## What to produce
Within the listing below, locate all lines containing the word "active". Copy each one.

- - - - -

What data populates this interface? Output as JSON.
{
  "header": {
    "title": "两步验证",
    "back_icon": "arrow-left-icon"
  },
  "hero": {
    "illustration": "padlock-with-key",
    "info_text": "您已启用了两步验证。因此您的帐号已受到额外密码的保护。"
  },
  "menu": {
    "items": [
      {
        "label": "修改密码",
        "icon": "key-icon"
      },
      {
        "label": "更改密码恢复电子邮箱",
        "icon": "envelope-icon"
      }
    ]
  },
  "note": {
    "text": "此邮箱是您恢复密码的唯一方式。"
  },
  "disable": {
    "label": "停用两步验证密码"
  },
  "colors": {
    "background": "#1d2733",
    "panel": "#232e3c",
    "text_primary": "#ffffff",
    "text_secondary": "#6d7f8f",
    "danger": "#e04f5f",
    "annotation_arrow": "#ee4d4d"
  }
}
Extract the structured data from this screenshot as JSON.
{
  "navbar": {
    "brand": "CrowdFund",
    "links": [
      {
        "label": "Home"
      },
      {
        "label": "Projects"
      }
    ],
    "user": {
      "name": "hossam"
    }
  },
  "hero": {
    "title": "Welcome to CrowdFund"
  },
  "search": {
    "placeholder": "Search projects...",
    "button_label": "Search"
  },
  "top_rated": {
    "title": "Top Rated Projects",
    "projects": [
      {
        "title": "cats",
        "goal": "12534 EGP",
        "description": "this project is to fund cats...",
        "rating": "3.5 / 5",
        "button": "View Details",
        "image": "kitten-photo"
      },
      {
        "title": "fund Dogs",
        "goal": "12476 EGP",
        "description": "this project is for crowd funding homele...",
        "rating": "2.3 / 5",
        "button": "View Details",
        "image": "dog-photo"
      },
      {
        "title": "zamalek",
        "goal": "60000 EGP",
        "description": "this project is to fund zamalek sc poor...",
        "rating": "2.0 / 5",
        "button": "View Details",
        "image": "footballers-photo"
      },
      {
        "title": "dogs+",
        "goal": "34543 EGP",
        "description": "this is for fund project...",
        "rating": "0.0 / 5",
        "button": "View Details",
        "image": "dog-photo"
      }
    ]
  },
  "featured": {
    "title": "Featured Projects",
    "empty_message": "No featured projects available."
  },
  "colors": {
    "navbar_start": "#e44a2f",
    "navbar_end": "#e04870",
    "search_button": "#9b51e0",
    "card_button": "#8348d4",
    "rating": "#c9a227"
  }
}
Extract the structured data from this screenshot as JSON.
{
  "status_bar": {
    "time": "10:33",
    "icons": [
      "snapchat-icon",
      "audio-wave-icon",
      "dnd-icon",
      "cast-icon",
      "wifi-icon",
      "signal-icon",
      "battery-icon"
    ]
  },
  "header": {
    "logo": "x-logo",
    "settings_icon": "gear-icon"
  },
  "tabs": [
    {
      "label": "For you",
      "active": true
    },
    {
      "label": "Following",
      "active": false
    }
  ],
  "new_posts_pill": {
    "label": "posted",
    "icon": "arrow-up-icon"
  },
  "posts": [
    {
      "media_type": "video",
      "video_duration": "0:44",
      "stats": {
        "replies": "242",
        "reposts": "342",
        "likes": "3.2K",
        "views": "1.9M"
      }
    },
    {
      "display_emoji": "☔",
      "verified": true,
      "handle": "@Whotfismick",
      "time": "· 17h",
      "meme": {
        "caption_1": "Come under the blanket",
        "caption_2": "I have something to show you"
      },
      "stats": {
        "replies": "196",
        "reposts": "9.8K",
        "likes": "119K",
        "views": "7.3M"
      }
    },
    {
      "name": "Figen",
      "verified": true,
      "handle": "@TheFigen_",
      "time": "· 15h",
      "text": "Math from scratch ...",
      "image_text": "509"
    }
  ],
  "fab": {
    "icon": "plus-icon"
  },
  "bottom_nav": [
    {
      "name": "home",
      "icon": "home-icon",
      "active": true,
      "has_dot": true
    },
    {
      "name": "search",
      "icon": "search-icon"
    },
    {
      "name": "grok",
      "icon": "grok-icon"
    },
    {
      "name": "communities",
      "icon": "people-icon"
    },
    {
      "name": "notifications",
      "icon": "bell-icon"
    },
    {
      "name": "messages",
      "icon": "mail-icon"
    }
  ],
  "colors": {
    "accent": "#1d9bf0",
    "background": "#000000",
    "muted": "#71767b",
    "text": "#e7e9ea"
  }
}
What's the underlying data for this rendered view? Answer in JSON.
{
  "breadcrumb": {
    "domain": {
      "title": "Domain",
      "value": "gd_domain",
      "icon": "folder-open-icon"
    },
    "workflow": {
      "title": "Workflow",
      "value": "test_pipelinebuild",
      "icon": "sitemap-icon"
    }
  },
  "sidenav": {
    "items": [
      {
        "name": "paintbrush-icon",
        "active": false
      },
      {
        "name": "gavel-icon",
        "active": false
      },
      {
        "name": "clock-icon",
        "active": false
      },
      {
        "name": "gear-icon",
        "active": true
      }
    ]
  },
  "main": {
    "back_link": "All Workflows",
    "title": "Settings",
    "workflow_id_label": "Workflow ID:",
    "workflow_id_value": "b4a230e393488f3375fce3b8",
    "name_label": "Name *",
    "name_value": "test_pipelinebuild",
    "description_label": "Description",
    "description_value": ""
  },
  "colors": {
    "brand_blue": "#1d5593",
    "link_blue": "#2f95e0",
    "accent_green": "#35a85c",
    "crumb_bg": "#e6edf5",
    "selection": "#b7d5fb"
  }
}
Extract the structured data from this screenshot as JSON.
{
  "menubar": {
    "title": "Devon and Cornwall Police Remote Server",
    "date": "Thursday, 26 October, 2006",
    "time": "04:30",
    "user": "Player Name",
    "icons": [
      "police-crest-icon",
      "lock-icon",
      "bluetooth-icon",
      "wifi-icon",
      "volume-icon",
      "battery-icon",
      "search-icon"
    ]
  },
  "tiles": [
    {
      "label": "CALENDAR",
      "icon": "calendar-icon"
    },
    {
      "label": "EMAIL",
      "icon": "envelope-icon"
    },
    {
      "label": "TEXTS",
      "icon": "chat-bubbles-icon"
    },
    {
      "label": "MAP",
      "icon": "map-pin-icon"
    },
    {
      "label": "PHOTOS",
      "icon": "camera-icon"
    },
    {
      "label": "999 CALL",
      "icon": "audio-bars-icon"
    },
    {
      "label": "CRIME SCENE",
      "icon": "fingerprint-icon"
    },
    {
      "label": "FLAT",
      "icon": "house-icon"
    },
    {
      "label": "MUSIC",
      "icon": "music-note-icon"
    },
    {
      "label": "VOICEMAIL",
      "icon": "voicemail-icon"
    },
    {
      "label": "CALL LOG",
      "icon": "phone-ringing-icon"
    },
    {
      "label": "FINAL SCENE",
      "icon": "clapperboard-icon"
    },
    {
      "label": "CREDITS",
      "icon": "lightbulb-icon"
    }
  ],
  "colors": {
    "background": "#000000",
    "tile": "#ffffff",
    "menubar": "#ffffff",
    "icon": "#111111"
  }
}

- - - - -

## Exercise output
      "active": true
      "active": false
      "active": true,
        "active": false
        "active": false
        "active": false
        "active": true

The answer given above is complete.